4.3.13 The Committee was mindful that the guidance on recommending treatment for mild disease caused by all genotypes would mean that liver biopsy will no longer be required to diagnose the severity of the disease before treatment can be initiated. It was felt that this would increase the uptake of treatment among people unwilling to undergo this procedure. Additionally, it would reduce the cost of disease management somewhat and avoid the pain and complications associated with liver biopsy. However, the Committee heard from a clinical expert that the number of biopsies carried out in people with chronic hepatitis C may not fall a great deal because biopsies would still be recommended for reasons not directly related to the decision to initiate therapy.
4.3.14 Treatment with combination peginterferon therapy has side effects, and the Committee appreciated that some people with mild disease may decide, in consultation with their clinician, to wait until they reach the moderate stage of the disease before beginning treatment. The Committee understood that, although people opting to begin treatment with combination therapy immediately may not need a liver biopsy, the situation may be different for people who opt to defer therapy. Clinicians will need to discuss the possible need for liver biopsy with people who opt to defer treatment. It should be explained that biopsy is used to determine whether a person has progressed to the moderate stage of the disease.
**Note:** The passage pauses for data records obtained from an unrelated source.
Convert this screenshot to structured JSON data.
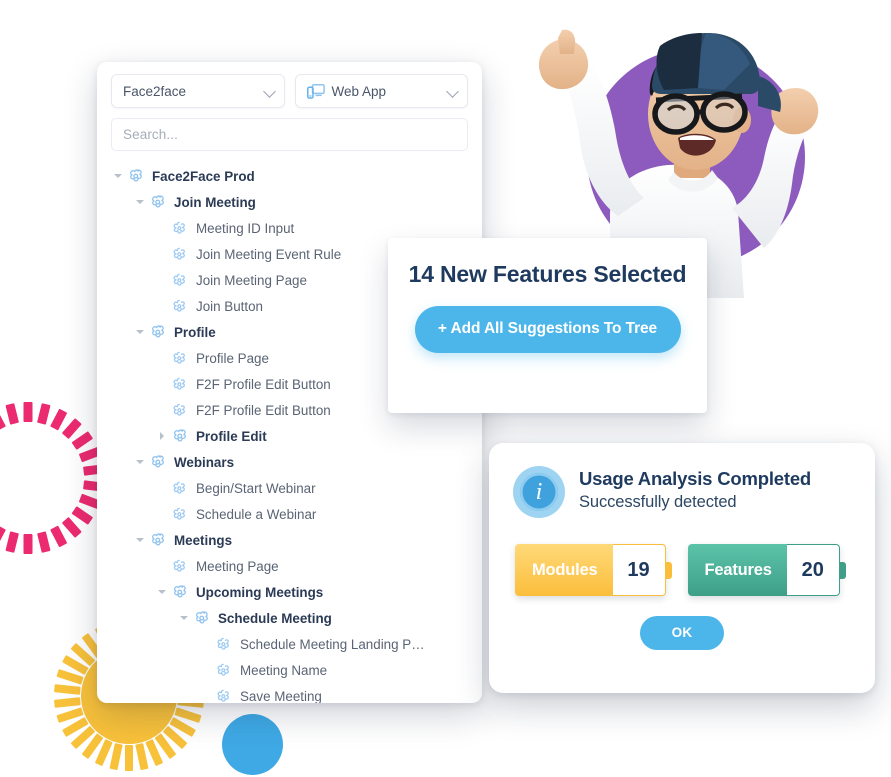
{
  "tree_panel": {
    "app_select": {
      "value": "Face2face",
      "icon": "chevron-down-icon"
    },
    "platform_select": {
      "value": "Web App",
      "icon": "web-app-device-icon"
    },
    "search": {
      "placeholder": "Search..."
    },
    "nodes": [
      {
        "label": "Face2Face Prod",
        "depth": 0,
        "type": "folder",
        "arrow": "open",
        "icon": "module-icon"
      },
      {
        "label": "Join Meeting",
        "depth": 1,
        "type": "folder",
        "arrow": "open",
        "icon": "module-icon"
      },
      {
        "label": "Meeting ID Input",
        "depth": 2,
        "type": "feature",
        "arrow": "none",
        "icon": "feature-icon"
      },
      {
        "label": "Join Meeting Event Rule",
        "depth": 2,
        "type": "feature",
        "arrow": "none",
        "icon": "feature-icon"
      },
      {
        "label": "Join Meeting Page",
        "depth": 2,
        "type": "feature",
        "arrow": "none",
        "icon": "feature-icon"
      },
      {
        "label": "Join Button",
        "depth": 2,
        "type": "feature",
        "arrow": "none",
        "icon": "feature-icon"
      },
      {
        "label": "Profile",
        "depth": 1,
        "type": "folder",
        "arrow": "open",
        "icon": "module-icon"
      },
      {
        "label": "Profile Page",
        "depth": 2,
        "type": "feature",
        "arrow": "none",
        "icon": "feature-icon"
      },
      {
        "label": "F2F Profile Edit Button",
        "depth": 2,
        "type": "feature",
        "arrow": "none",
        "icon": "feature-icon"
      },
      {
        "label": "F2F Profile Edit Button",
        "depth": 2,
        "type": "feature",
        "arrow": "none",
        "icon": "feature-icon"
      },
      {
        "label": "Profile Edit",
        "depth": 2,
        "type": "folder",
        "arrow": "closed",
        "icon": "module-icon"
      },
      {
        "label": "Webinars",
        "depth": 1,
        "type": "folder",
        "arrow": "open",
        "icon": "module-icon"
      },
      {
        "label": "Begin/Start Webinar",
        "depth": 2,
        "type": "feature",
        "arrow": "none",
        "icon": "feature-icon"
      },
      {
        "label": "Schedule a Webinar",
        "depth": 2,
        "type": "feature",
        "arrow": "none",
        "icon": "feature-icon"
      },
      {
        "label": "Meetings",
        "depth": 1,
        "type": "folder",
        "arrow": "open",
        "icon": "module-icon"
      },
      {
        "label": "Meeting Page",
        "depth": 2,
        "type": "feature",
        "arrow": "none",
        "icon": "feature-icon"
      },
      {
        "label": "Upcoming Meetings",
        "depth": 2,
        "type": "folder",
        "arrow": "open",
        "icon": "module-icon"
      },
      {
        "label": "Schedule Meeting",
        "depth": 3,
        "type": "folder",
        "arrow": "open",
        "icon": "module-icon"
      },
      {
        "label": "Schedule Meeting Landing P…",
        "depth": 4,
        "type": "feature",
        "arrow": "none",
        "icon": "feature-icon"
      },
      {
        "label": "Meeting Name",
        "depth": 4,
        "type": "feature",
        "arrow": "none",
        "icon": "feature-icon"
      },
      {
        "label": "Save Meeting",
        "depth": 4,
        "type": "feature",
        "arrow": "none",
        "icon": "feature-icon"
      }
    ]
  },
  "suggest_card": {
    "headline": "14 New Features Selected",
    "add_button": "+ Add All Suggestions To Tree"
  },
  "usage_card": {
    "icon": "info-circle-icon",
    "title": "Usage Analysis Completed",
    "subtitle": "Successfully  detected",
    "stats": [
      {
        "name": "Modules",
        "value": "19"
      },
      {
        "name": "Features",
        "value": "20"
      }
    ],
    "ok_button": "OK"
  },
  "decor": {
    "pink_ring": "pink-dashed-ring",
    "sun_burst": "yellow-sunburst",
    "blue_dot": "blue-circle",
    "purple_circle": "purple-circle",
    "hero": "celebrating-person-photo"
  },
  "colors": {
    "accent_blue": "#4cb6ea",
    "navy": "#1f3a5f",
    "modules_yellow": "#fbbe3c",
    "features_green": "#3e9f89",
    "pink": "#ec2a70",
    "sun_yellow": "#f8c13a",
    "purple": "#8c5bbd"
  }
}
4.3.15 The Committee decided that the previous guidance on moderate or severe disease (TA 75) should be retained for mild disease with respect to: the length of treatment for different genotypes; people requiring monotherapy; and second courses of treatment. The Committee did not believe that there was sufficient evidence to recommend combination therapy or monotherapy with peginterferon alfa for people with mild chronic hepatitis C who are under the age of 18 years, or those who have had a liver transplant.